  • Exploring the Relationship Between Working Mothers and their Nannies

    Author:
    Aaryn Gottesfeld
    Year of Dissertation:
    2012
    Program:
    Psychology
    Advisor:
    Peter Fraenkel
    Abstract:

    This qualitative study explores working mothers' relationship with their child(ren)'s nannies (paid domestic caregivers who care for the child in the family home). The purpose of this study was as follows: 1) to shed light on aspects of the mother-nanny relationship that have not yet been explored in the existing literature; 2) to discern important issues regarding this relationship to inform clinicians who work with this population; 3) to illustrate salient themes that will inform further research with working mothers like those interviewed for this study. The participants included 11 women between the ages of 31 and 40 who worked full-time (at least 40 hours per week) and had at least one child less than 12 months old being cared for at home by a nanny. Data was collected through an in-depth, semi-structured interview that averaged 52 minutes in length. The instrument was developed to focus on the experience of working mothers along four domains: (1) What is a mother's conception of herself as a mother and as a professional, and how does this affect the relationship with her nanny? (2) What is the nature of mothers' relationships with their nannies and how and why do mothers maintain these relationships? (3) What is the relationship between each mother and her own mother, and how does the nature of this relationship affect the mother's relationship with nanny? (4) What is mother's understanding of nanny's relationship with the child and how does this impact the mom and her relationship with her nanny? In addition, a demographics questionnaire was administered. The interview was designed to elicit information regarding women's thoughts and feelings about their relationship with their nannies. Topics regarding women's professional lives and their relationships with their own mothers were also explored.
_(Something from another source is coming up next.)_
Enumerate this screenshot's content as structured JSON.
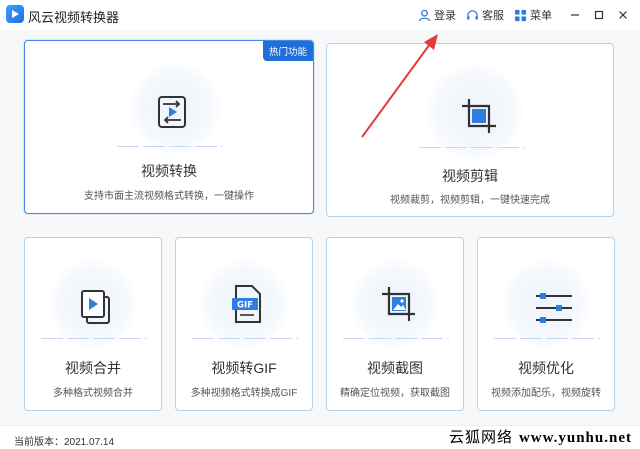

Using grounded theory, major themes regarding aspects of the mother-nanny relationship were derived from close examination of the interview transcripts. These themes were organized around the four domains described previously. Discussion centers on describing prominent issues in the mother-nanny relationship and how these relate to the caregiving behavioral system, the mother's relationship with her mother, as well as cultural considerations. The small sample size and homogeneity of participants limits the application of these findings to the broader population of working mothers. However, this research suggests new ways of thinking about women's struggle to balance work and family both practically and intrapsychically. It looks at the mother-nanny relationship as it relates to theories of attachment, points out possible gaps in the literature regarding motherhood, and suggests areas for future research.

  • AFFECT MATURITY IN A SAMPLE OF CHILDREN WITH LANGUAGE AND ATTENTION SYMPTOMATOLOGY
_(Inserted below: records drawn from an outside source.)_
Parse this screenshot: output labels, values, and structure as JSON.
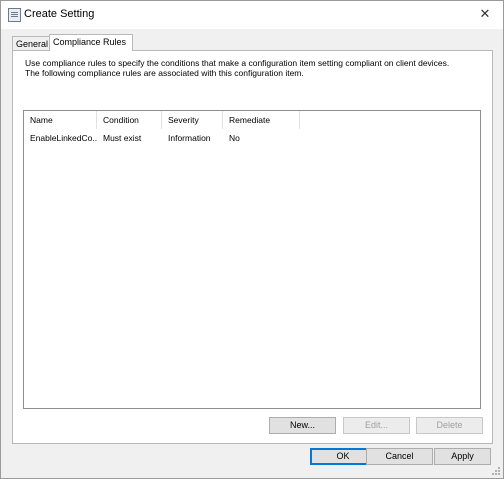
{
  "window": {
    "title": "Create Setting",
    "close_glyph": "✕"
  },
  "tabs": [
    {
      "label": "General",
      "selected": false
    },
    {
      "label": "Compliance Rules",
      "selected": true
    }
  ],
  "description": "Use compliance rules to specify the conditions that make a configuration item setting compliant on client devices. The following compliance rules are associated with this configuration item.",
  "list": {
    "columns": [
      "Name",
      "Condition",
      "Severity",
      "Remediate"
    ],
    "rows": [
      [
        "EnableLinkedCo...",
        "Must exist",
        "Information",
        "No"
      ]
    ]
  },
  "rule_buttons": {
    "new": "New...",
    "edit": "Edit...",
    "delete": "Delete"
  },
  "dialog_buttons": {
    "ok": "OK",
    "cancel": "Cancel",
    "apply": "Apply"
  },
  "icons": {
    "app": "settings-dialog-icon",
    "close": "close-icon",
    "resize": "resize-grip-icon"
  }
}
    Author:
    Nora Goudsmit
    Year of Dissertation:
    2010
    Program:
    Psychology
    Advisor:
    Steve Tuber
    Abstract:

    The present study examines the phenomenological affective (or emotional) worlds of children co-diagnosed with ADHD and Language Impairment. Children (n = 64) were grouped into four diagnostic categories: "ADHD + Language Impairment," "ADHD only," "Language Impairment only," and "Non-Clinical." Children were assessed with the Child Behavior Checklist (CBCL) and the Thompson Scale of Affect Maturity on the Thematic Apperception Test (TAT) across diagnostic classifications. The results of this investigation indicate that there are important differences between diagnostic classifications on the CBCL. Children with ADHD + Language Impairment and ADHD only diagnoses demonstrated more behaviorally based symptomatology when compared the Language only and Non-Clinical groups. Additionally, children co-diagnosed with ADHD and Language Impairment had the lowest levels of affect maturity. The clinical implications of these findings are discussed. Additionally, children codiagnosed with Language Impairment and ADHD, and the ADHD only group, exhibit a specific pattern of affect maturity when presented with aggressive and depressive content on the TAT that children with Language Impairment only did not demonstrate.